(Data for processing)
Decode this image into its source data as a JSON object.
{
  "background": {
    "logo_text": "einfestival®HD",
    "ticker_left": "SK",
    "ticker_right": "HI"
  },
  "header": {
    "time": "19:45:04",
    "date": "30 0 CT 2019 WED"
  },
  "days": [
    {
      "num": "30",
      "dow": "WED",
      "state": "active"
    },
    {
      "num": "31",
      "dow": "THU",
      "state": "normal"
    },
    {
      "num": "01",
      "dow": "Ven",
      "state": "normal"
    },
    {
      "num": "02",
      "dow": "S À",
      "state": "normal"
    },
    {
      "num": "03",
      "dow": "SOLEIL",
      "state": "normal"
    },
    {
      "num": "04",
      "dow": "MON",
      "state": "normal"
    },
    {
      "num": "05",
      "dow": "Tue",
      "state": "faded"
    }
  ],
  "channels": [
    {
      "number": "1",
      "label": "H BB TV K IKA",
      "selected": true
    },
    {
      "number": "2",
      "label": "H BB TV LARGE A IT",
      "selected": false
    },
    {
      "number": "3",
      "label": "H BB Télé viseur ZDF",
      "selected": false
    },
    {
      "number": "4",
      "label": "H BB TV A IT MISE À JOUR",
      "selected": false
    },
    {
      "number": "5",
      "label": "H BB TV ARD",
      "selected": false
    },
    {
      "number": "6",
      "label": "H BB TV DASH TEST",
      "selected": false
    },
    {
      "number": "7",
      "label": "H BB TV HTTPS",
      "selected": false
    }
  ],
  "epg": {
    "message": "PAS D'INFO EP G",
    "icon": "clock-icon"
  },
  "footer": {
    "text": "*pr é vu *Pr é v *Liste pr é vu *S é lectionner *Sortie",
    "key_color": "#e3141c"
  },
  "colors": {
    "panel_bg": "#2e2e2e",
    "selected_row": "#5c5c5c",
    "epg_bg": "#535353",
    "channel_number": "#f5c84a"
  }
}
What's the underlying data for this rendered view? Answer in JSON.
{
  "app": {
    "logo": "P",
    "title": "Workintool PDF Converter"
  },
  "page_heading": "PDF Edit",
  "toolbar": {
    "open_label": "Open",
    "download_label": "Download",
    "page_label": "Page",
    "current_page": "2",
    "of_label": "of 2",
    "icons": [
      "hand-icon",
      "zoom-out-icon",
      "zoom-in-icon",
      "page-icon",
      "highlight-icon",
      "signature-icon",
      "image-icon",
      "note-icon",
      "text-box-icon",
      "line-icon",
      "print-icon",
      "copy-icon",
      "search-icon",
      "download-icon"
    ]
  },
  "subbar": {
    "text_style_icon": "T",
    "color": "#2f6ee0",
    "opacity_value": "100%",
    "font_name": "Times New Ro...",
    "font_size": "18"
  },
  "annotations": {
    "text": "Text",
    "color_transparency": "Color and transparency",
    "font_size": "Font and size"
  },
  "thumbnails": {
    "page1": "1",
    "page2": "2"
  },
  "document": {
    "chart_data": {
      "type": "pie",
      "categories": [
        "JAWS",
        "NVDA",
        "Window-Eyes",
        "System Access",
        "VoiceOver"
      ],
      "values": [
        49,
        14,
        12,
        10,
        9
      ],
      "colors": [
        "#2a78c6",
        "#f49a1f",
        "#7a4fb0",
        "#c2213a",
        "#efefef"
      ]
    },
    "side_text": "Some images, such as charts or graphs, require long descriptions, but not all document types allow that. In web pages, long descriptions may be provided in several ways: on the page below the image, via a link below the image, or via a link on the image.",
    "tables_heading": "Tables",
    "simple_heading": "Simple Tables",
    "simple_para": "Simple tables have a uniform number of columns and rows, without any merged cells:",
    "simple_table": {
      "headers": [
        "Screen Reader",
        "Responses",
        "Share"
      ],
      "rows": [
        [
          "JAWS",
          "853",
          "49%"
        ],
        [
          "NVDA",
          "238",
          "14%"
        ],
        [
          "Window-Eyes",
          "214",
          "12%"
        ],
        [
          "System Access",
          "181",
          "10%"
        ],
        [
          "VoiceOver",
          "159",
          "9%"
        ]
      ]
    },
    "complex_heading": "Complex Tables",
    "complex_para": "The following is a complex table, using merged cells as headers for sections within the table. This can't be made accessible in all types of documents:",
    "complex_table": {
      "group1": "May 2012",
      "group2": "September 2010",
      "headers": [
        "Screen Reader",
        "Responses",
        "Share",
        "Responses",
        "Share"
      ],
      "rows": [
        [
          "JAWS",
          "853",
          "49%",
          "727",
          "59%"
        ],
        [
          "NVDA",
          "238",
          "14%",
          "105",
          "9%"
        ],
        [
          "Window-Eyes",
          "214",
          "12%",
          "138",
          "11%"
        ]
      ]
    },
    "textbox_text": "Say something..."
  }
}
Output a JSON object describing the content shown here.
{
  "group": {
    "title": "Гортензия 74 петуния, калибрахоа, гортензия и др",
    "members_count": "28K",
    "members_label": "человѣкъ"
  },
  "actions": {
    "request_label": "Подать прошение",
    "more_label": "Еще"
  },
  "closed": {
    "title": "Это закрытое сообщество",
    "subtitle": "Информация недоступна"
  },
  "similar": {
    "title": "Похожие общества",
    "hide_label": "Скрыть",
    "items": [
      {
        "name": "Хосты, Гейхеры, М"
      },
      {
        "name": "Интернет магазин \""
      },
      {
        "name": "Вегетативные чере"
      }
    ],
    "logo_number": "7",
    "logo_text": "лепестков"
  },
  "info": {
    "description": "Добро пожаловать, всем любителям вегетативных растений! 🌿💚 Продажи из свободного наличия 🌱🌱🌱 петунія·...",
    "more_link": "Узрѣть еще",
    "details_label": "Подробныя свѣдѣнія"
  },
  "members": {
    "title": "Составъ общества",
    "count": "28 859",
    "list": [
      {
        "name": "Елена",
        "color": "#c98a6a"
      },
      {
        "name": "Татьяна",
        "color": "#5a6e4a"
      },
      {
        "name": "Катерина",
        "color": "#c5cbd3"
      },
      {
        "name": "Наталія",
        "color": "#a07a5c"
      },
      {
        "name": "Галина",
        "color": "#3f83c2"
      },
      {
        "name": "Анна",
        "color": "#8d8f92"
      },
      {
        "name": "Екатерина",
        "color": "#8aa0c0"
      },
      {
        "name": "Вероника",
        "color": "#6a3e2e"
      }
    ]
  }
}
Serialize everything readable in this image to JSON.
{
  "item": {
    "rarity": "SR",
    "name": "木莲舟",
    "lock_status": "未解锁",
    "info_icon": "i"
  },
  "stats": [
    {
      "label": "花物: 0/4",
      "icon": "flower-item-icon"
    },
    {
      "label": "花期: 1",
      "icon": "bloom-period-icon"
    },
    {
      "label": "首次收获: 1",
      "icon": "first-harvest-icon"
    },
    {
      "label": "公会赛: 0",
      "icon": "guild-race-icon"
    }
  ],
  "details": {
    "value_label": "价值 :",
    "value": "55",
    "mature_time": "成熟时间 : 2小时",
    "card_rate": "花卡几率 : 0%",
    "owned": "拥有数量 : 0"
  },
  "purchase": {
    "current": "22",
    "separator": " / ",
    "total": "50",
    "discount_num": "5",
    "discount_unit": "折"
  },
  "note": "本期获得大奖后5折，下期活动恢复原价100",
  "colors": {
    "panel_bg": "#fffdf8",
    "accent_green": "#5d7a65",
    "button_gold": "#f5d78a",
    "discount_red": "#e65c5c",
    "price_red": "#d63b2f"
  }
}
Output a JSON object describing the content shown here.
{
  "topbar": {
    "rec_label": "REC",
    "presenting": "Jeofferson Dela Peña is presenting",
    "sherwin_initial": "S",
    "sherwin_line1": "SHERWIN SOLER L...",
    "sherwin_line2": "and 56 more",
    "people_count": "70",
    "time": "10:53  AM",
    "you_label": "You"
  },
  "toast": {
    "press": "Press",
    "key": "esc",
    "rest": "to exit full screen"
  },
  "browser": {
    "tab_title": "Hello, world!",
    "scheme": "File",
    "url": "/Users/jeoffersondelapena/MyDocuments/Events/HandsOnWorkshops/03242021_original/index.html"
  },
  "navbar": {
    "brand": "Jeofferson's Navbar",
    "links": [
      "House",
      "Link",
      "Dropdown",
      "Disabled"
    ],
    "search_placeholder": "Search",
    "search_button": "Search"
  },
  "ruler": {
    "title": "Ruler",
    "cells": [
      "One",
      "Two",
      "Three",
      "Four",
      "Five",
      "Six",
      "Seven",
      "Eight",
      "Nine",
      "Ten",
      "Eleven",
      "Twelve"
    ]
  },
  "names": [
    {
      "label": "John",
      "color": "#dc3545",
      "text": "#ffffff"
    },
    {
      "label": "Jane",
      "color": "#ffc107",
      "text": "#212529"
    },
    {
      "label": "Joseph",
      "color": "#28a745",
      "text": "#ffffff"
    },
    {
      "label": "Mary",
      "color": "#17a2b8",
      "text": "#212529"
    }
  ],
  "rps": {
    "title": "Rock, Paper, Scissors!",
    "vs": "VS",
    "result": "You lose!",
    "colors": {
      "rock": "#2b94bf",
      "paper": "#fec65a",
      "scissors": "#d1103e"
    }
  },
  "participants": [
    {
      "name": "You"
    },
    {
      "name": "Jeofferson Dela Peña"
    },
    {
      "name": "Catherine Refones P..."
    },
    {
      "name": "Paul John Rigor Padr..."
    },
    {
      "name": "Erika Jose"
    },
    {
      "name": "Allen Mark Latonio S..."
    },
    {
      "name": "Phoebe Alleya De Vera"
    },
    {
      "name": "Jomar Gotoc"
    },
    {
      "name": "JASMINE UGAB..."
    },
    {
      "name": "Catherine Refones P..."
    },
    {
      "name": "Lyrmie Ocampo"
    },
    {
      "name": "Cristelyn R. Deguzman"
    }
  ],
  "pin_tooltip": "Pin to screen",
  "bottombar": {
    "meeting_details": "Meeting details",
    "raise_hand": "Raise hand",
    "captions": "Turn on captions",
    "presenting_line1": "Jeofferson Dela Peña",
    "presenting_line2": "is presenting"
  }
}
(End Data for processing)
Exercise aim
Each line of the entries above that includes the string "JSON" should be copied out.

Task solution
Decode this image into its source data as a JSON object.
What's the underlying data for this rendered view? Answer in JSON.
Output a JSON object describing the content shown here.
Serialize everything readable in this image to JSON.
Output a JSON object describing the content shown here.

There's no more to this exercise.